Directions:
For every line below that includes the word "flag", add one; report the final number and nothing else.

Records supplied:
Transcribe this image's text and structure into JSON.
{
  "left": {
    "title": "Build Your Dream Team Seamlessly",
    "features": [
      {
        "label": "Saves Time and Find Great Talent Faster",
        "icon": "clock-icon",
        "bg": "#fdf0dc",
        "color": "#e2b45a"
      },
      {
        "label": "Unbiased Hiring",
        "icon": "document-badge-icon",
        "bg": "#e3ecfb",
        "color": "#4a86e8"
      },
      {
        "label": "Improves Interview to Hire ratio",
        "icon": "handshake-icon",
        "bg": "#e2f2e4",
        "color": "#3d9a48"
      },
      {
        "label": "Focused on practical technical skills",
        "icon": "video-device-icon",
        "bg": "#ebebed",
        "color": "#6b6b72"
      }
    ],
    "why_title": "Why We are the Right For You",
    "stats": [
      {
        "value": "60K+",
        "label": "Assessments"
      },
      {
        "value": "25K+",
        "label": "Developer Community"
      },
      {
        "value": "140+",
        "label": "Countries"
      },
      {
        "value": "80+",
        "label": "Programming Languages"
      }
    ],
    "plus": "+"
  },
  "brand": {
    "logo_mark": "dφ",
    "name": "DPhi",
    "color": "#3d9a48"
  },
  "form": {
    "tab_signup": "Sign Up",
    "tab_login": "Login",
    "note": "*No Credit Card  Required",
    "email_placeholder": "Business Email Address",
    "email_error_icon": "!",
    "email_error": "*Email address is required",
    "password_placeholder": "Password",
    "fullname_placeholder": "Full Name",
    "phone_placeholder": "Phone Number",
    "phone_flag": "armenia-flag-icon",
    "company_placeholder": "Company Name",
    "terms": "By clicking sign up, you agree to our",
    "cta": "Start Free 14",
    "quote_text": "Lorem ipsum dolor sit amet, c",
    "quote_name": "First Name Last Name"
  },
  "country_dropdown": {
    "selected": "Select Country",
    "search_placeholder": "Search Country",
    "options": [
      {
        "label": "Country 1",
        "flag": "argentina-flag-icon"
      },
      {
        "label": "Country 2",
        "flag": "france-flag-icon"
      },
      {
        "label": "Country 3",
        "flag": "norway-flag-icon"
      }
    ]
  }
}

Reply to the exercise:
4